*What you are asked to do*
Repeat the listing below exactly as given.

*Data to use*
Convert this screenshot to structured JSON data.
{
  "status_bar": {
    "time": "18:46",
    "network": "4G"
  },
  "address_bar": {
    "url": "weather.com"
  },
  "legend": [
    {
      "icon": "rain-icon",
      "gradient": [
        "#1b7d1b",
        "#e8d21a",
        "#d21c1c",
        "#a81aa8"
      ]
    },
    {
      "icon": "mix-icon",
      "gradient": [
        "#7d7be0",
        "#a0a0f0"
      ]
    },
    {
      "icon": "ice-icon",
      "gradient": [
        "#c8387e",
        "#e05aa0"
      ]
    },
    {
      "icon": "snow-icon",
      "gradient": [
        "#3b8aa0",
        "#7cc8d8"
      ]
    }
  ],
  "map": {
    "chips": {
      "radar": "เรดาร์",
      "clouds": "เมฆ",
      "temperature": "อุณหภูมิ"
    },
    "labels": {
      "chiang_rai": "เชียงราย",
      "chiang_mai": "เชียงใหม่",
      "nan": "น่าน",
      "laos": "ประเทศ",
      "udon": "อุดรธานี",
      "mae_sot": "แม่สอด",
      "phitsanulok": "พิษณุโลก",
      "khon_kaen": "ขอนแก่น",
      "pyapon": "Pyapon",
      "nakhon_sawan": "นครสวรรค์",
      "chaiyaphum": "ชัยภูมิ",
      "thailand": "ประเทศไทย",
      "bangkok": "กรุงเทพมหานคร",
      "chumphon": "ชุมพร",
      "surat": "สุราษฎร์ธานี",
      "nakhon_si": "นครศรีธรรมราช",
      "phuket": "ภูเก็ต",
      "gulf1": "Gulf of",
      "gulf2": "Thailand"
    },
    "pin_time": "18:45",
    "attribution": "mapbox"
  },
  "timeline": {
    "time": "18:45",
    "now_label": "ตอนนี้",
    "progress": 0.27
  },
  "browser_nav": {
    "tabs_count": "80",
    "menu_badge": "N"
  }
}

*Problem solution*
Convert this screenshot to structured JSON data.
{
  "status_bar": {
    "time": "18:46",
    "network": "4G"
  },
  "address_bar": {
    "url": "weather.com"
  },
  "legend": [
    {
      "icon": "rain-icon",
      "gradient": [
        "#1b7d1b",
        "#e8d21a",
        "#d21c1c",
        "#a81aa8"
      ]
    },
    {
      "icon": "mix-icon",
      "gradient": [
        "#7d7be0",
        "#a0a0f0"
      ]
    },
    {
      "icon": "ice-icon",
      "gradient": [
        "#c8387e",
        "#e05aa0"
      ]
    },
    {
      "icon": "snow-icon",
      "gradient": [
        "#3b8aa0",
        "#7cc8d8"
      ]
    }
  ],
  "map": {
    "chips": {
      "radar": "เรดาร์",
      "clouds": "เมฆ",
      "temperature": "อุณหภูมิ"
    },
    "labels": {
      "chiang_rai": "เชียงราย",
      "chiang_mai": "เชียงใหม่",
      "nan": "น่าน",
      "laos": "ประเทศ",
      "udon": "อุดรธานี",
      "mae_sot": "แม่สอด",
      "phitsanulok": "พิษณุโลก",
      "khon_kaen": "ขอนแก่น",
      "pyapon": "Pyapon",
      "nakhon_sawan": "นครสวรรค์",
      "chaiyaphum": "ชัยภูมิ",
      "thailand": "ประเทศไทย",
      "bangkok": "กรุงเทพมหานคร",
      "chumphon": "ชุมพร",
      "surat": "สุราษฎร์ธานี",
      "nakhon_si": "นครศรีธรรมราช",
      "phuket": "ภูเก็ต",
      "gulf1": "Gulf of",
      "gulf2": "Thailand"
    },
    "pin_time": "18:45",
    "attribution": "mapbox"
  },
  "timeline": {
    "time": "18:45",
    "now_label": "ตอนนี้",
    "progress": 0.27
  },
  "browser_nav": {
    "tabs_count": "80",
    "menu_badge": "N"
  }
}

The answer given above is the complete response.